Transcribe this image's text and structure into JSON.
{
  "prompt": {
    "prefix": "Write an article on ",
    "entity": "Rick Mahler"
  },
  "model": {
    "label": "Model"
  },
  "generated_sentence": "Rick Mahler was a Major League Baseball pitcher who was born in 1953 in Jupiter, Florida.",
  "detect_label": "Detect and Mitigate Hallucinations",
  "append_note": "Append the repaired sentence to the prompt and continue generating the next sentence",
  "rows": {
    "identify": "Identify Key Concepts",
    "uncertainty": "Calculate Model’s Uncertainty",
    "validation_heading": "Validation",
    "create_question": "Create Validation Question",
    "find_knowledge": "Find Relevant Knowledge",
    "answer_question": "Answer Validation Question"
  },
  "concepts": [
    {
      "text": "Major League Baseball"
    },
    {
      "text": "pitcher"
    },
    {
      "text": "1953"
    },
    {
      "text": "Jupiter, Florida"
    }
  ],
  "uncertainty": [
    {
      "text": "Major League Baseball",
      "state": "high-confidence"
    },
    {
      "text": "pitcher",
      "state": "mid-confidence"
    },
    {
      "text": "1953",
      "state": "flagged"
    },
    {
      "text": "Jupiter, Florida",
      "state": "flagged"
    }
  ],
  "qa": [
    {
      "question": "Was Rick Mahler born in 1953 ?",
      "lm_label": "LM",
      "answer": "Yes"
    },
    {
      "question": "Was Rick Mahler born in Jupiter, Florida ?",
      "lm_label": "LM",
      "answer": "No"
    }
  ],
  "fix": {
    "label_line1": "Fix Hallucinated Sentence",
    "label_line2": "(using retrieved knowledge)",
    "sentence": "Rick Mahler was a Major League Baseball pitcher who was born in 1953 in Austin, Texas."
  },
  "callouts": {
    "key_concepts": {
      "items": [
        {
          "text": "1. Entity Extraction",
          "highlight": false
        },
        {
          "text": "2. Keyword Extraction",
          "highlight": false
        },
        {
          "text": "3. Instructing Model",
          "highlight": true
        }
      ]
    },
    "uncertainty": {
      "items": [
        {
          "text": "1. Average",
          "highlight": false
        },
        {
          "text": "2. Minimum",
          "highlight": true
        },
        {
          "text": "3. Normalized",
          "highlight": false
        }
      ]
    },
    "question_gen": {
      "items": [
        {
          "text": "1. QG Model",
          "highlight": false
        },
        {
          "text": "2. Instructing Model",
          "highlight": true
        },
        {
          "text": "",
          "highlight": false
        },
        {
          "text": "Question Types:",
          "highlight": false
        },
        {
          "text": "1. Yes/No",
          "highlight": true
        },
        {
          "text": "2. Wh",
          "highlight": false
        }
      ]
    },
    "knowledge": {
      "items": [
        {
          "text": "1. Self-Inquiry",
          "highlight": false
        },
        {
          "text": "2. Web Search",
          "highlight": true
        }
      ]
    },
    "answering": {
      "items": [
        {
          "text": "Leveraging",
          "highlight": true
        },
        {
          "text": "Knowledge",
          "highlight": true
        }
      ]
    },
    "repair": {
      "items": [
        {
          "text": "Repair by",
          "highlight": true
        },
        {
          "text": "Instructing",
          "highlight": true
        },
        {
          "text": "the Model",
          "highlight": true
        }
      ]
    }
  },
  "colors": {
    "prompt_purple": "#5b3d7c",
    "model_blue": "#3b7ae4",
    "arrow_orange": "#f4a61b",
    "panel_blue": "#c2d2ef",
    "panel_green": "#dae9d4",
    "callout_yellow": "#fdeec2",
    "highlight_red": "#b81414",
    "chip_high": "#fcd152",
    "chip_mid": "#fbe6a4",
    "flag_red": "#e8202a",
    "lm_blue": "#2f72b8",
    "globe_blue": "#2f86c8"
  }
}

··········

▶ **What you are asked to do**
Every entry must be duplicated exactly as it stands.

▶ **Task result**
Transcribe this image's text and structure into JSON.
{
  "prompt": {
    "prefix": "Write an article on ",
    "entity": "Rick Mahler"
  },
  "model": {
    "label": "Model"
  },
  "generated_sentence": "Rick Mahler was a Major League Baseball pitcher who was born in 1953 in Jupiter, Florida.",
  "detect_label": "Detect and Mitigate Hallucinations",
  "append_note": "Append the repaired sentence to the prompt and continue generating the next sentence",
  "rows": {
    "identify": "Identify Key Concepts",
    "uncertainty": "Calculate Model’s Uncertainty",
    "validation_heading": "Validation",
    "create_question": "Create Validation Question",
    "find_knowledge": "Find Relevant Knowledge",
    "answer_question": "Answer Validation Question"
  },
  "concepts": [
    {
      "text": "Major League Baseball"
    },
    {
      "text": "pitcher"
    },
    {
      "text": "1953"
    },
    {
      "text": "Jupiter, Florida"
    }
  ],
  "uncertainty": [
    {
      "text": "Major League Baseball",
      "state": "high-confidence"
    },
    {
      "text": "pitcher",
      "state": "mid-confidence"
    },
    {
      "text": "1953",
      "state": "flagged"
    },
    {
      "text": "Jupiter, Florida",
      "state": "flagged"
    }
  ],
  "qa": [
    {
      "question": "Was Rick Mahler born in 1953 ?",
      "lm_label": "LM",
      "answer": "Yes"
    },
    {
      "question": "Was Rick Mahler born in Jupiter, Florida ?",
      "lm_label": "LM",
      "answer": "No"
    }
  ],
  "fix": {
    "label_line1": "Fix Hallucinated Sentence",
    "label_line2": "(using retrieved knowledge)",
    "sentence": "Rick Mahler was a Major League Baseball pitcher who was born in 1953 in Austin, Texas."
  },
  "callouts": {
    "key_concepts": {
      "items": [
        {
          "text": "1. Entity Extraction",
          "highlight": false
        },
        {
          "text": "2. Keyword Extraction",
          "highlight": false
        },
        {
          "text": "3. Instructing Model",
          "highlight": true
        }
      ]
    },
    "uncertainty": {
      "items": [
        {
          "text": "1. Average",
          "highlight": false
        },
        {
          "text": "2. Minimum",
          "highlight": true
        },
        {
          "text": "3. Normalized",
          "highlight": false
        }
      ]
    },
    "question_gen": {
      "items": [
        {
          "text": "1. QG Model",
          "highlight": false
        },
        {
          "text": "2. Instructing Model",
          "highlight": true
        },
        {
          "text": "",
          "highlight": false
        },
        {
          "text": "Question Types:",
          "highlight": false
        },
        {
          "text": "1. Yes/No",
          "highlight": true
        },
        {
          "text": "2. Wh",
          "highlight": false
        }
      ]
    },
    "knowledge": {
      "items": [
        {
          "text": "1. Self-Inquiry",
          "highlight": false
        },
        {
          "text": "2. Web Search",
          "highlight": true
        }
      ]
    },
    "answering": {
      "items": [
        {
          "text": "Leveraging",
          "highlight": true
        },
        {
          "text": "Knowledge",
          "highlight": true
        }
      ]
    },
    "repair": {
      "items": [
        {
          "text": "Repair by",
          "highlight": true
        },
        {
          "text": "Instructing",
          "highlight": true
        },
        {
          "text": "the Model",
          "highlight": true
        }
      ]
    }
  },
  "colors": {
    "prompt_purple": "#5b3d7c",
    "model_blue": "#3b7ae4",
    "arrow_orange": "#f4a61b",
    "panel_blue": "#c2d2ef",
    "panel_green": "#dae9d4",
    "callout_yellow": "#fdeec2",
    "highlight_red": "#b81414",
    "chip_high": "#fcd152",
    "chip_mid": "#fbe6a4",
    "flag_red": "#e8202a",
    "lm_blue": "#2f72b8",
    "globe_blue": "#2f86c8"
  }
}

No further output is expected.